If you're out of sorts this morning, perhaps you should put this column aside until a more appropriate time. Wait until your sunny disposition has returned to normal.

I wasn't given the choice of when to think about the possibility of a lingering and painful death. It was thrust upon me unexpectedly.

I had spent the morning drafting a new will, not because I expect to die soon but because we must all update our wills periodically as children and grandchildren grow older and circumstances change.

Nevertheless, after one drafts a new will, thoughts of death linger in his mind, and my disposition was anything but sunny when I reached the office and began opening the day's mail from readers. The second letter I read was from Mrs. J.K.T.

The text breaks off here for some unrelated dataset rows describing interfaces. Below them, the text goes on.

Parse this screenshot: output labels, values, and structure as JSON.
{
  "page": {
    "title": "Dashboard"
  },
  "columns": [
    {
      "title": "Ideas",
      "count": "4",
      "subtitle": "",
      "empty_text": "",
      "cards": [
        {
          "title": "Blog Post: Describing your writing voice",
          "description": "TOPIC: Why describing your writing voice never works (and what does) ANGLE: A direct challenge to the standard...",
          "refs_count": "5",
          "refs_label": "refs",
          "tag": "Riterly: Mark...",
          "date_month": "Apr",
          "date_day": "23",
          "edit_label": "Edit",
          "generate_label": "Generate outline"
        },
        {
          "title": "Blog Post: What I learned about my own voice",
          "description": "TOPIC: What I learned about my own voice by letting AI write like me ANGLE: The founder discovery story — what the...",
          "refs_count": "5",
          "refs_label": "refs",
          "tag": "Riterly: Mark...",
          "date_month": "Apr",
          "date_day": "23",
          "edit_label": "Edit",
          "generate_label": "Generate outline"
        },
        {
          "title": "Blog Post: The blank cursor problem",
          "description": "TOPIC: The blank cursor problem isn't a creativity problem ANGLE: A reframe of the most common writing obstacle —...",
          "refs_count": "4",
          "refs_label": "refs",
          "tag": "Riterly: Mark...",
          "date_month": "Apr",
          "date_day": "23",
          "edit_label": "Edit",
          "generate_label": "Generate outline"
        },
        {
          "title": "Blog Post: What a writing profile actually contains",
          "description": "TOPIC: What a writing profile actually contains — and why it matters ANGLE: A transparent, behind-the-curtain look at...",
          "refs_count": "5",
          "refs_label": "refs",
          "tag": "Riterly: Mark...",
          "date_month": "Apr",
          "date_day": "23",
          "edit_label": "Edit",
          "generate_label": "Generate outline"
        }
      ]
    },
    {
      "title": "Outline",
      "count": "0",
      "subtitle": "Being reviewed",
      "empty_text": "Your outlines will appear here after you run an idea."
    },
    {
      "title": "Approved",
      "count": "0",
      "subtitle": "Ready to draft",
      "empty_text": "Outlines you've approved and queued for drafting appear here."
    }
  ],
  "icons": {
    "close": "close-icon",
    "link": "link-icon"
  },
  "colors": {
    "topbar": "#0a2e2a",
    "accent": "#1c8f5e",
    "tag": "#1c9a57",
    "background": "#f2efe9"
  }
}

She had written the letter from a hospital bed at 3 a.m. The letter said:

"What I see in this geriatric wing scares me. Across the hall, a 92-year-old woman with a broken hip rants and raves, alternating between threatening to call the cops and pleading to go home. She has to be tied to the bed. No one comes to see her.

"My roommate is 84 and has many problems more serious than mine. Tonight she was 'tortured' for 45 minutes by a nurse who was trying to find a viable vein for yet another I.V. As mine often do, her veins collapse.

"An old man is tied in a chair daily in the hall near the nurses' station. He sits there with his eyes shut, groaning with every breath.

"Don't you think it is time we old folks get together and demand some kind of euthanasia legislation?

"My brother was admitted to the hospital on Good Friday. Early the next morning he suffered a cardiac arrest. The nurse was in his room at the time and summoned help at once, but he never regained consciousness.

"Electric shock started his heart beating again, but he remained in a deep, deep coma until he died, weeks later. The doctors said there had been just enough brain stem activity to keep him breathing and to keep his heart beating. My doctor says that if the same thing were to happen to me, he would have to do everything possible to revive me, even if right now I were to sign an 'order' that nothing be done to prolong my life under similar circumstances.

"No doubt you have visited nursing homes in which rows of breathing skeletons are lined up in macabre array. Many don't know who they are or where they are. Is it kindness to keep them alive? If I were in such condition, or under unremitting terminal pain, I know I would want to go -- and fast. Shouldn't I have the right to do that?

I don't know.

When my father was 82, I saw him fight back from a paralyzing stroke that the doctors thought would finish him. He lived several happy and useful years before a second stroke immobilized him. Who could say with certainty that he would not recover from the second stroke, too?

The day after I regained consciousness after open-heart surgery, my wife visited me in the intensive care unit. When she asked how I felt, I said, "If I could make it to the window, I'd jump."

What a stupid statement that was. A month after I made it, I played a round of golf and felt great.

So don't waste your time soliciting my views on euthanasia. They're worthless.

Instead, consider this note from Dick Kelly of Kensington. In referring to The Washington Home, formerly known as The Washington Home for Incurables, he wrote: "Recently, I watched a good friend die at The Washington Home for Incurables. Each time I visited my friend, I was impressed with the loving care he was receiving from the nurses, aides and volunteers there. I was reminded of the volunteers who worked at a leper hospital in Louisiana. One day, a visitor said to a volunteer, 'I wouldn't do your work for a million dollars.' The num replied, 'Neither would I.' "When I visited the funeral home, the first person I met was a nurse from The Washington Home for Incurables. I wonder if you could pay a tribute to those beautiful people who devote their efforts to performing a service that most of us would shun."

I could, and I do.

It is pleasant to share a bit of laughter among one's family and friends, and even between a writer and a reader. But life and laughter are finite, and eventually we must all think about death and tears.